heterogeneous classrooms put an undue burden on teachers. Nevertheless, MCPS opposes homogeneous
ability-grouped classes except in mathematics, which they acknowledge cannot be
taught through grade-level differentiated instruction, and in the magnet
programs, where they acknowledge that highly gifted students (which they define
as 98th percentile and above ability level) cannot learn at an
appropriate pace in a heterogeneous classroom. For everyone else, in every subject except math, MCPS
encourages or requires heterogeneous classrooms and pays too little attention
to assuring that each classroom will have the research-supported minimum of
eight high-ability students to form a peer cohort. This makes it
impossible for teachers to provide appropriate instruction for high-achieving
for student performance. Challenging
but attainable student performance targets spur system, school, teacher and
student achievement. MCPS’ Seven
Keys to College Readiness are mid-level benchmarks, appropriate for many but
not all students. Gifted and
talented students and teachers are left without a target.
monitoring and reporting. For the
MCPS bureaucracy, an objective will be pursued if—, but only if— it is
monitored and publicly reported.
MCPS monitors and publicly reports its mid-level Seven Keys
benchmarks. It must also report
disaggregated, school and system data for higher-level benchmarks that measure
the performance of higher-ability students.

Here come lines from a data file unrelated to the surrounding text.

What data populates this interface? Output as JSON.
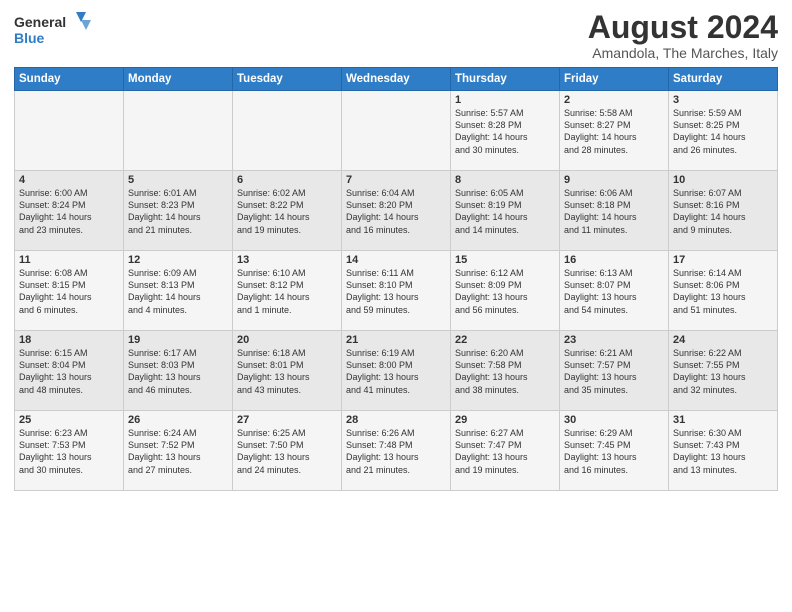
{
  "logo": {
    "line1": "General",
    "line2": "Blue"
  },
  "title": "August 2024",
  "location": "Amandola, The Marches, Italy",
  "days_header": [
    "Sunday",
    "Monday",
    "Tuesday",
    "Wednesday",
    "Thursday",
    "Friday",
    "Saturday"
  ],
  "weeks": [
    [
      {
        "day": "",
        "info": ""
      },
      {
        "day": "",
        "info": ""
      },
      {
        "day": "",
        "info": ""
      },
      {
        "day": "",
        "info": ""
      },
      {
        "day": "1",
        "info": "Sunrise: 5:57 AM\nSunset: 8:28 PM\nDaylight: 14 hours\nand 30 minutes."
      },
      {
        "day": "2",
        "info": "Sunrise: 5:58 AM\nSunset: 8:27 PM\nDaylight: 14 hours\nand 28 minutes."
      },
      {
        "day": "3",
        "info": "Sunrise: 5:59 AM\nSunset: 8:25 PM\nDaylight: 14 hours\nand 26 minutes."
      }
    ],
    [
      {
        "day": "4",
        "info": "Sunrise: 6:00 AM\nSunset: 8:24 PM\nDaylight: 14 hours\nand 23 minutes."
      },
      {
        "day": "5",
        "info": "Sunrise: 6:01 AM\nSunset: 8:23 PM\nDaylight: 14 hours\nand 21 minutes."
      },
      {
        "day": "6",
        "info": "Sunrise: 6:02 AM\nSunset: 8:22 PM\nDaylight: 14 hours\nand 19 minutes."
      },
      {
        "day": "7",
        "info": "Sunrise: 6:04 AM\nSunset: 8:20 PM\nDaylight: 14 hours\nand 16 minutes."
      },
      {
        "day": "8",
        "info": "Sunrise: 6:05 AM\nSunset: 8:19 PM\nDaylight: 14 hours\nand 14 minutes."
      },
      {
        "day": "9",
        "info": "Sunrise: 6:06 AM\nSunset: 8:18 PM\nDaylight: 14 hours\nand 11 minutes."
      },
      {
        "day": "10",
        "info": "Sunrise: 6:07 AM\nSunset: 8:16 PM\nDaylight: 14 hours\nand 9 minutes."
      }
    ],
    [
      {
        "day": "11",
        "info": "Sunrise: 6:08 AM\nSunset: 8:15 PM\nDaylight: 14 hours\nand 6 minutes."
      },
      {
        "day": "12",
        "info": "Sunrise: 6:09 AM\nSunset: 8:13 PM\nDaylight: 14 hours\nand 4 minutes."
      },
      {
        "day": "13",
        "info": "Sunrise: 6:10 AM\nSunset: 8:12 PM\nDaylight: 14 hours\nand 1 minute."
      },
      {
        "day": "14",
        "info": "Sunrise: 6:11 AM\nSunset: 8:10 PM\nDaylight: 13 hours\nand 59 minutes."
      },
      {
        "day": "15",
        "info": "Sunrise: 6:12 AM\nSunset: 8:09 PM\nDaylight: 13 hours\nand 56 minutes."
      },
      {
        "day": "16",
        "info": "Sunrise: 6:13 AM\nSunset: 8:07 PM\nDaylight: 13 hours\nand 54 minutes."
      },
      {
        "day": "17",
        "info": "Sunrise: 6:14 AM\nSunset: 8:06 PM\nDaylight: 13 hours\nand 51 minutes."
      }
    ],
    [
      {
        "day": "18",
        "info": "Sunrise: 6:15 AM\nSunset: 8:04 PM\nDaylight: 13 hours\nand 48 minutes."
      },
      {
        "day": "19",
        "info": "Sunrise: 6:17 AM\nSunset: 8:03 PM\nDaylight: 13 hours\nand 46 minutes."
      },
      {
        "day": "20",
        "info": "Sunrise: 6:18 AM\nSunset: 8:01 PM\nDaylight: 13 hours\nand 43 minutes."
      },
      {
        "day": "21",
        "info": "Sunrise: 6:19 AM\nSunset: 8:00 PM\nDaylight: 13 hours\nand 41 minutes."
      },
      {
        "day": "22",
        "info": "Sunrise: 6:20 AM\nSunset: 7:58 PM\nDaylight: 13 hours\nand 38 minutes."
      },
      {
        "day": "23",
        "info": "Sunrise: 6:21 AM\nSunset: 7:57 PM\nDaylight: 13 hours\nand 35 minutes."
      },
      {
        "day": "24",
        "info": "Sunrise: 6:22 AM\nSunset: 7:55 PM\nDaylight: 13 hours\nand 32 minutes."
      }
    ],
    [
      {
        "day": "25",
        "info": "Sunrise: 6:23 AM\nSunset: 7:53 PM\nDaylight: 13 hours\nand 30 minutes."
      },
      {
        "day": "26",
        "info": "Sunrise: 6:24 AM\nSunset: 7:52 PM\nDaylight: 13 hours\nand 27 minutes."
      },
      {
        "day": "27",
        "info": "Sunrise: 6:25 AM\nSunset: 7:50 PM\nDaylight: 13 hours\nand 24 minutes."
      },
      {
        "day": "28",
        "info": "Sunrise: 6:26 AM\nSunset: 7:48 PM\nDaylight: 13 hours\nand 21 minutes."
      },
      {
        "day": "29",
        "info": "Sunrise: 6:27 AM\nSunset: 7:47 PM\nDaylight: 13 hours\nand 19 minutes."
      },
      {
        "day": "30",
        "info": "Sunrise: 6:29 AM\nSunset: 7:45 PM\nDaylight: 13 hours\nand 16 minutes."
      },
      {
        "day": "31",
        "info": "Sunrise: 6:30 AM\nSunset: 7:43 PM\nDaylight: 13 hours\nand 13 minutes."
      }
    ]
  ]
}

- Equity. MCPS works toward equal Seven Keys
performance outcomes for all demographic groups. We believe that
education all demographic groups should be assessed against higher-level
benchmarks as well. In
addition, equity entails supporting each child fully, whatever his/her ability;
and assuring that all schools provide appropriate educational opportunities to all
students, even those already achieving at high levels.
of Accelerated and Enriched Instruction.
This office formerly was charged with facilitating gifted
and talented instruction; now it is tasked with facilitating accelerated and
enriched instruction for “all” students.
It is important that these two roles not be confused.
As its resources have been cut, AEI has been pressured to
concentrate on providing some acceleration and enrichment to traditionally
underperforming demographic groups and, to assist in closing the achievement
gap. Meanwhile, the provision of
meaningful accelerated and enriched instruction to advanced students in local
schools has taken a back seat.
- Board of
Board’s Committee on Special Populations (Shirley Brandman, Chair) has
oversight of gifted and talented students; it has not yet considered them. The Board resolved to consider the
Deputy Superintendent’s Advisory Committee on Gifted and Talented Education
2006 Report, but has not yet done so.
The Board’s Policy Committee is prepared to downgrade Policy IOA solely
on the basis of its distaste for the “label” and without ever having insisted
that MCPS actually implement Policy IOA.
The Board must engage with the needs of gifted and talented students. Finally, we
call on the Board to end the continual budget cuts and policy changes that are
gutting magnets and other specialized programs. MCPS expressly
recognizes the need for these programs in its continuum of appropriate
services, but it has been making it increasingly difficult for these programs
to accomplish their mandate.